Abels & Annes

Blue Collar Workers Pay 59 Percent More for Auto Insurance than White Collar Workers

29216The results of a new study indicate that drivers who make less money are paying substantially more for the same insurance as drivers who earn more, despite having identical driving records.

The study is based on a collection of data covering hypothetical drivers in 15 cities. Five major insurers were included in the study to give the data a more representative result, including Allstate, Farmers, Geico, Progressive, and State Farm. Researchers used a hypothetical married man and a woman who both were employed in white collar professions, both maintained auto insurance in the prior six months, and owned their cars. In comparison, researchers also sought quotes for a single man and single female who worked blue collar jobs, had not previously owned a car for six months or had automobile insurance, and rented their homes.

Though the driving records of the hypothetical motorists in the study were identical, the insurance quotes offered to those drivers varied by an average of 59 percent with the blue collar workers facing higher charges than their white collar counterparts.

The researchers noted that some areas failed to provide quotes to the blue collar drivers while others offered only quotes with a high-risk affiliated company.

The difference in price varied significantly among companies and from one city to another city, leading drivers across the nation to question whether they are paying a fair rate for their coverage. If you drive in the State of Illinois, you must be insured with coverage that meets or exceeds state minimum standards.
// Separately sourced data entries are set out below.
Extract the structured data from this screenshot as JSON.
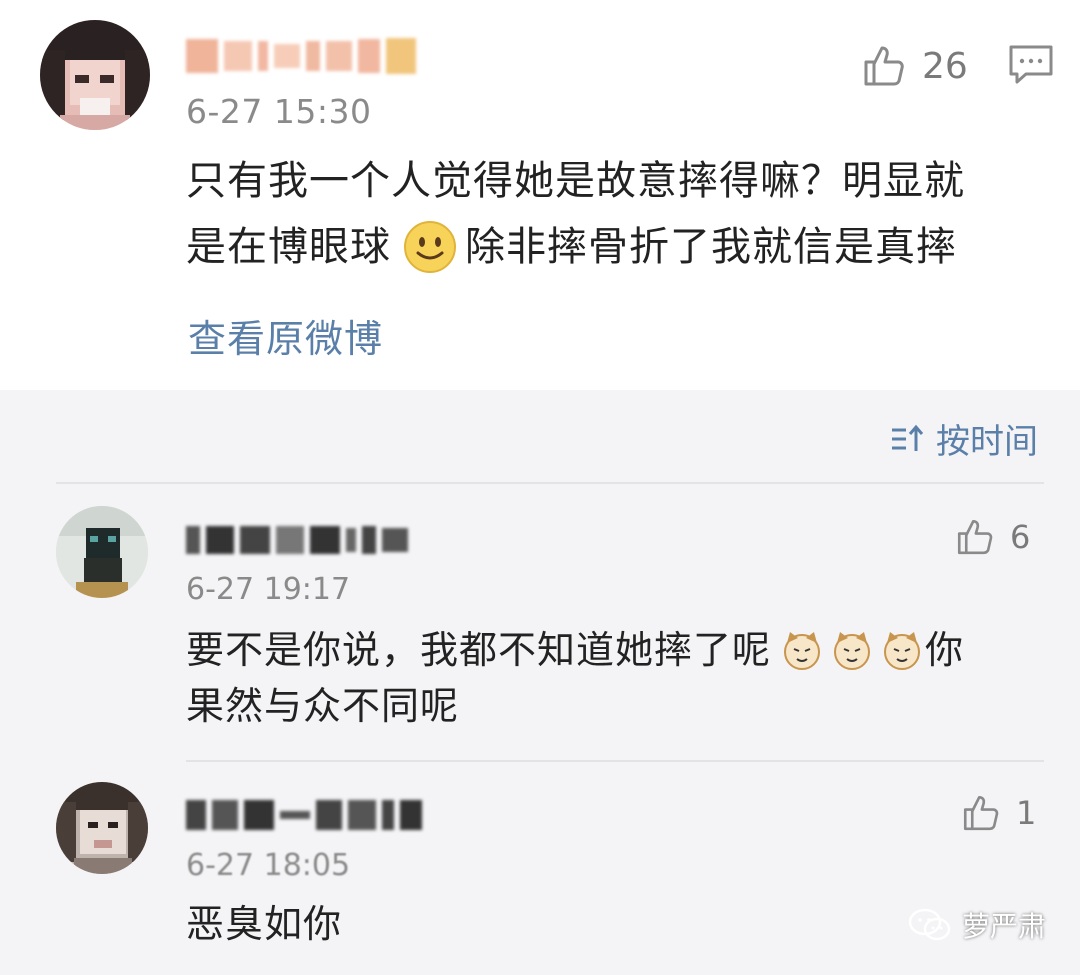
{
  "original_post": {
    "username": "",
    "timestamp": "6-27 15:30",
    "likes": "26",
    "text_line1": "只有我一个人觉得她是故意摔得嘛？明显就",
    "text_line2_a": "是在博眼球",
    "text_line2_b": "除非摔骨折了我就信是真摔",
    "view_original": "查看原微博"
  },
  "sort": {
    "label": "按时间"
  },
  "comments": [
    {
      "timestamp": "6-27 19:17",
      "likes": "6",
      "line1": "要不是你说，我都不知道她摔了呢",
      "line1_tail": "你",
      "line2": "果然与众不同呢"
    },
    {
      "timestamp": "6-27 18:05",
      "likes": "1",
      "line1": "恶臭如你"
    }
  ],
  "watermark": {
    "text": "萝严肃"
  },
  "icons": [
    "thumbs-up-icon",
    "reply-icon",
    "sort-icon",
    "smile-emoji",
    "cat-emoji",
    "wechat-icon"
  ]
}
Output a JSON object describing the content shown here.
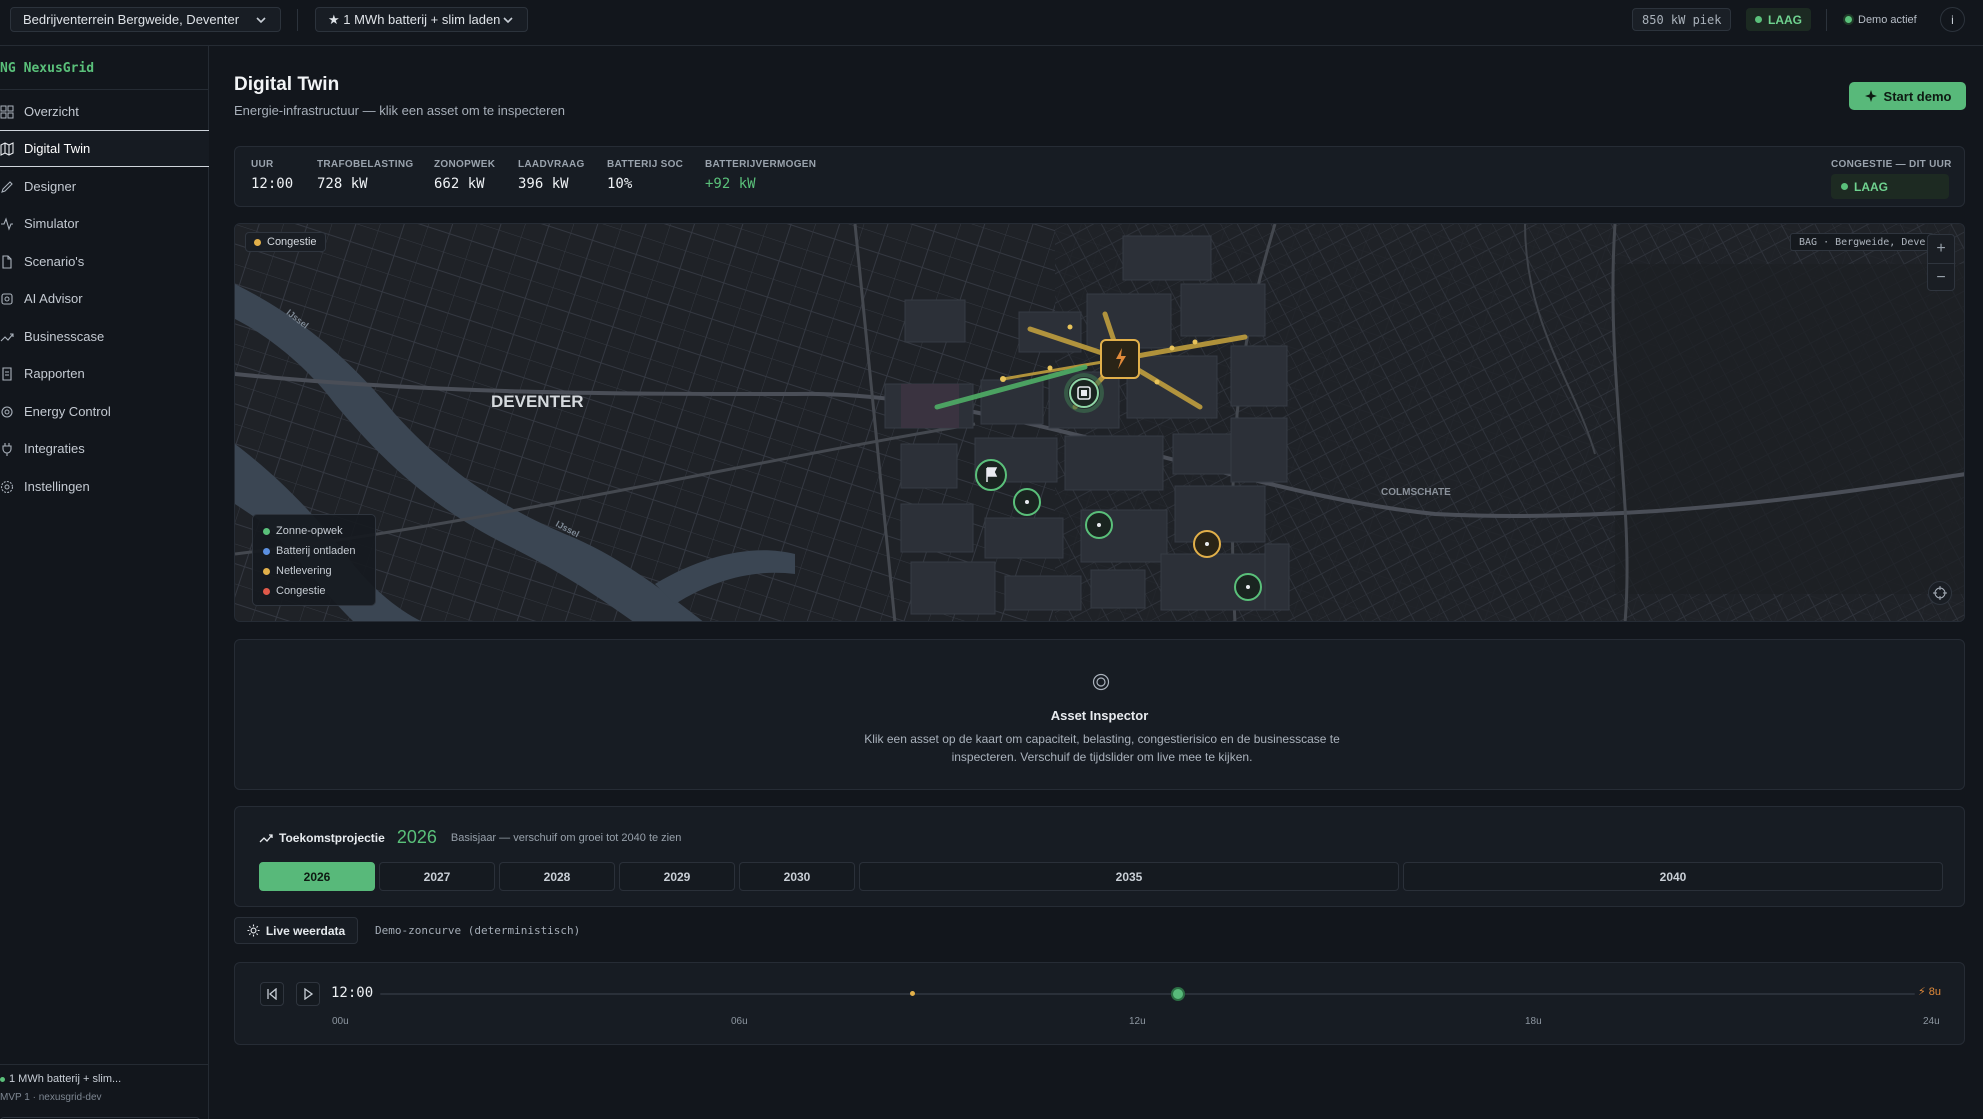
{
  "topbar": {
    "location_select": "Bedrijventerrein Bergweide, Deventer",
    "scenario_select": "★ 1 MWh batterij + slim laden",
    "peak_badge": "850 kW piek",
    "congestion_badge": "LAAG",
    "demo_status": "Demo actief",
    "info_label": "i"
  },
  "sidebar": {
    "brand_badge": "NG",
    "brand_name": "NexusGrid",
    "items": [
      {
        "label": "Overzicht",
        "icon": "grid-icon"
      },
      {
        "label": "Digital Twin",
        "icon": "map-icon",
        "active": true
      },
      {
        "label": "Designer",
        "icon": "pencil-icon"
      },
      {
        "label": "Simulator",
        "icon": "activity-icon"
      },
      {
        "label": "Scenario's",
        "icon": "file-icon"
      },
      {
        "label": "AI Advisor",
        "icon": "ai-icon"
      },
      {
        "label": "Businesscase",
        "icon": "trend-icon"
      },
      {
        "label": "Rapporten",
        "icon": "report-icon"
      },
      {
        "label": "Energy Control",
        "icon": "gear-icon"
      },
      {
        "label": "Integraties",
        "icon": "plug-icon"
      },
      {
        "label": "Instellingen",
        "icon": "settings-icon"
      }
    ],
    "footer_scenario": "1 MWh batterij + slim...",
    "footer_version": "MVP 1 · nexusgrid-dev"
  },
  "page": {
    "title": "Digital Twin",
    "subtitle": "Energie-infrastructuur — klik een asset om te inspecteren",
    "start_demo": "Start demo"
  },
  "metrics": [
    {
      "label": "UUR",
      "value": "12:00"
    },
    {
      "label": "TRAFOBELASTING",
      "value": "728 kW"
    },
    {
      "label": "ZONOPWEK",
      "value": "662 kW"
    },
    {
      "label": "LAADVRAAG",
      "value": "396 kW"
    },
    {
      "label": "BATTERIJ SOC",
      "value": "10%"
    },
    {
      "label": "BATTERIJVERMOGEN",
      "value": "+92 kW"
    }
  ],
  "congestion": {
    "label": "CONGESTIE — DIT UUR",
    "value": "LAAG"
  },
  "map": {
    "tag": "Congestie",
    "source": "BAG · Bergweide, Deve",
    "zoom_in": "+",
    "zoom_out": "−",
    "city_label": "DEVENTER",
    "district_label": "COLMSCHATE",
    "river_label_1": "IJssel",
    "river_label_2": "IJssel",
    "legend": [
      {
        "label": "Zonne-opwek",
        "color": "#5ac07a"
      },
      {
        "label": "Batterij ontladen",
        "color": "#5b8fe0"
      },
      {
        "label": "Netlevering",
        "color": "#e2b04a"
      },
      {
        "label": "Congestie",
        "color": "#e0594a"
      }
    ]
  },
  "inspector": {
    "title": "Asset Inspector",
    "text": "Klik een asset op de kaart om capaciteit, belasting, congestierisico en de businesscase te inspecteren. Verschuif de tijdslider om live mee te kijken."
  },
  "projection": {
    "label": "Toekomstprojectie",
    "year": "2026",
    "hint": "Basisjaar — verschuif om groei tot 2040 te zien",
    "years": [
      "2026",
      "2027",
      "2028",
      "2029",
      "2030",
      "2035",
      "2040"
    ],
    "active_year": "2026"
  },
  "weather": {
    "button": "Live weerdata",
    "source": "Demo-zoncurve (deterministisch)"
  },
  "timeline": {
    "time": "12:00",
    "position_fraction": 0.52,
    "peak_fraction": 0.347,
    "end_label": "8u",
    "ticks": [
      "00u",
      "06u",
      "12u",
      "18u",
      "24u"
    ]
  },
  "colors": {
    "accent": "#58b97a",
    "warning": "#e2b04a",
    "danger": "#e0594a"
  }
}
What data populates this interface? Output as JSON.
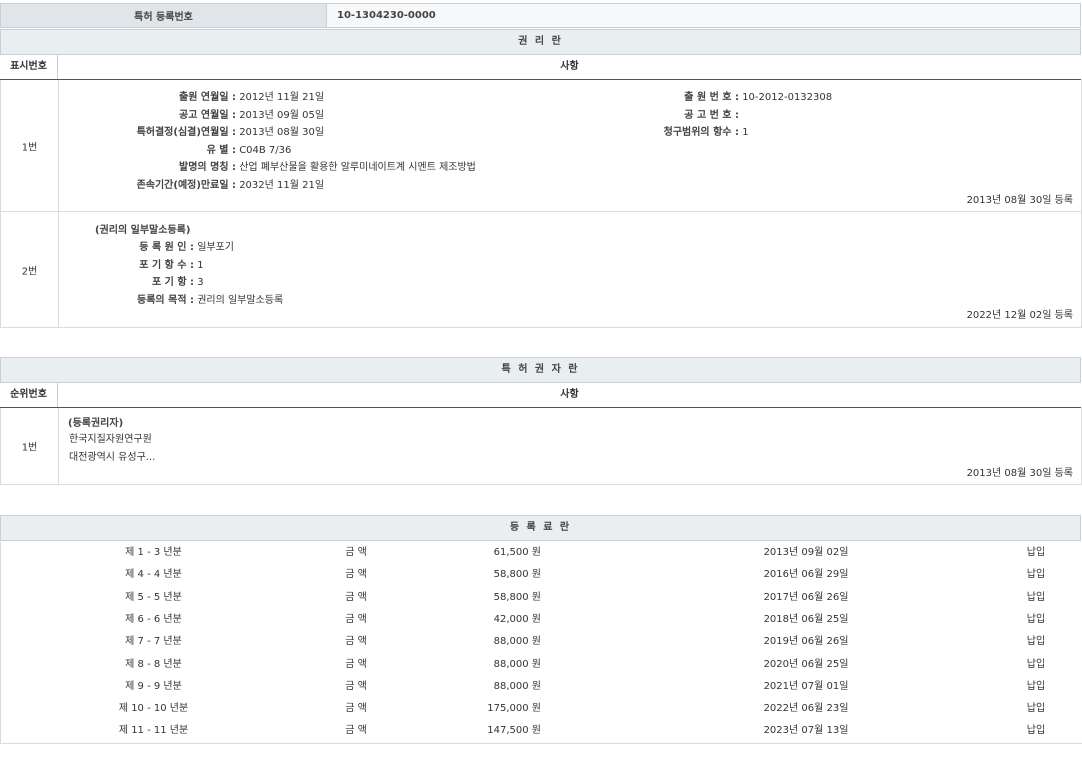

However, numerous companies specialize in offering these minimal policies and consumers often find that their coverage is not all they believed it to be after a car accident takes place.

Chicago drivers should do their own research before committing to an automobile insurance policy and getting quotes from multiple companies is a good place to start. That way, you can compare levels of insurance as well as rates and determine what makes the most sense for you and your family. Plus, you can sort through additional optional coverage, like coverage for collisions or rental vehicles, before making a final decision.

Note that it is unwise to make an insurance choice on price alone. Often, cheap policies offered by companies with poor reputations may be an unwise choice for motorists who want to ensure they are covered in the event of a crash. Rather, being more selective with a policy and with a company will better serve the majority of drivers in the city and will help to keep everyone protected on the roadways.

Further, know that your own actions and your personal conduct can go a long way to determining the rate you pay for automobile insurance. Events like multiple collisions, suspended licenses, numerous traffic citations, and an unreliable credit history may mark you as someone risky to an insurance company, increasing the rate you see and the price you are expected to pay to be covered. While you may not be a perfect driver in every situation, do your best to drive in a safe and reasonable manner so that you can minimize as many negative interactions on the street as possible, keeping your driving record in good standing and making yourself a more attractive customer to an insurer.

Prior Blog Entry:

Bike Messengers are 13 Times More Likely to be Injured than Other Employees, Chicago Car Accident Lawyers Blog, published June 17, 2016.

Resource:

Auto Insurance Is Costlier at Lower Incomes, Study Says, by Ann Carrns, The New York Times, published June 29, 2016.